→ **WORK TASK**: Please retype every entry below, keeping it exactly the same.

→ **ENTRIES PROVIDED**:
<<<<

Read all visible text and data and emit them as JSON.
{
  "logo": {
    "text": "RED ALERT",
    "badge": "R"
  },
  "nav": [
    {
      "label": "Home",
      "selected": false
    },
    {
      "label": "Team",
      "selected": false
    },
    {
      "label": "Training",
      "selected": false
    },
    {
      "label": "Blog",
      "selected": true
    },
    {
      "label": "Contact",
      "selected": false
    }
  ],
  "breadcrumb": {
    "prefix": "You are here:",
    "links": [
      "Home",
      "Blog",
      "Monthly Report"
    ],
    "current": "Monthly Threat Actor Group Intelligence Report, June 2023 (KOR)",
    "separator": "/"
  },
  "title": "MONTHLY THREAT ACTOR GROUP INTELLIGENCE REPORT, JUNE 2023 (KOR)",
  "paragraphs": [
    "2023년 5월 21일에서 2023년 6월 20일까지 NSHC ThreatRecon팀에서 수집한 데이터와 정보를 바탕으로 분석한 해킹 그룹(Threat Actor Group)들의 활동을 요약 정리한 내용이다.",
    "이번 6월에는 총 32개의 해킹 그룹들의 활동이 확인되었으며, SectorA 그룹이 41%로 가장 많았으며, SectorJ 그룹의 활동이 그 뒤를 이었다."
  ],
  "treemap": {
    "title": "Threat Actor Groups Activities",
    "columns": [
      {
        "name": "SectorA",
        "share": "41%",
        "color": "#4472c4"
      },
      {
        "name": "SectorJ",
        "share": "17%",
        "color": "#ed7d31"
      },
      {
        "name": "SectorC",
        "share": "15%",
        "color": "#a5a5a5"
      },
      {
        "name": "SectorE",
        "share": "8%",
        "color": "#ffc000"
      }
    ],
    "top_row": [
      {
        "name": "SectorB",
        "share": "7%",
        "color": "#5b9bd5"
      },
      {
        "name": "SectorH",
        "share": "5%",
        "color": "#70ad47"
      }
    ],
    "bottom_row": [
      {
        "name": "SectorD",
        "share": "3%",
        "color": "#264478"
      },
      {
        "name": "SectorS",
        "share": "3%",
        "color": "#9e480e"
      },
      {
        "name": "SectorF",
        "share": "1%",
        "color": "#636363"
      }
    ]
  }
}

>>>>

→ **SOLUTION FOR THIS PROBLEM**:
Read all visible text and data and emit them as JSON.
{
  "logo": {
    "text": "RED ALERT",
    "badge": "R"
  },
  "nav": [
    {
      "label": "Home",
      "selected": false
    },
    {
      "label": "Team",
      "selected": false
    },
    {
      "label": "Training",
      "selected": false
    },
    {
      "label": "Blog",
      "selected": true
    },
    {
      "label": "Contact",
      "selected": false
    }
  ],
  "breadcrumb": {
    "prefix": "You are here:",
    "links": [
      "Home",
      "Blog",
      "Monthly Report"
    ],
    "current": "Monthly Threat Actor Group Intelligence Report, June 2023 (KOR)",
    "separator": "/"
  },
  "title": "MONTHLY THREAT ACTOR GROUP INTELLIGENCE REPORT, JUNE 2023 (KOR)",
  "paragraphs": [
    "2023년 5월 21일에서 2023년 6월 20일까지 NSHC ThreatRecon팀에서 수집한 데이터와 정보를 바탕으로 분석한 해킹 그룹(Threat Actor Group)들의 활동을 요약 정리한 내용이다.",
    "이번 6월에는 총 32개의 해킹 그룹들의 활동이 확인되었으며, SectorA 그룹이 41%로 가장 많았으며, SectorJ 그룹의 활동이 그 뒤를 이었다."
  ],
  "treemap": {
    "title": "Threat Actor Groups Activities",
    "columns": [
      {
        "name": "SectorA",
        "share": "41%",
        "color": "#4472c4"
      },
      {
        "name": "SectorJ",
        "share": "17%",
        "color": "#ed7d31"
      },
      {
        "name": "SectorC",
        "share": "15%",
        "color": "#a5a5a5"
      },
      {
        "name": "SectorE",
        "share": "8%",
        "color": "#ffc000"
      }
    ],
    "top_row": [
      {
        "name": "SectorB",
        "share": "7%",
        "color": "#5b9bd5"
      },
      {
        "name": "SectorH",
        "share": "5%",
        "color": "#70ad47"
      }
    ],
    "bottom_row": [
      {
        "name": "SectorD",
        "share": "3%",
        "color": "#264478"
      },
      {
        "name": "SectorS",
        "share": "3%",
        "color": "#9e480e"
      },
      {
        "name": "SectorF",
        "share": "1%",
        "color": "#636363"
      }
    ]
  }
}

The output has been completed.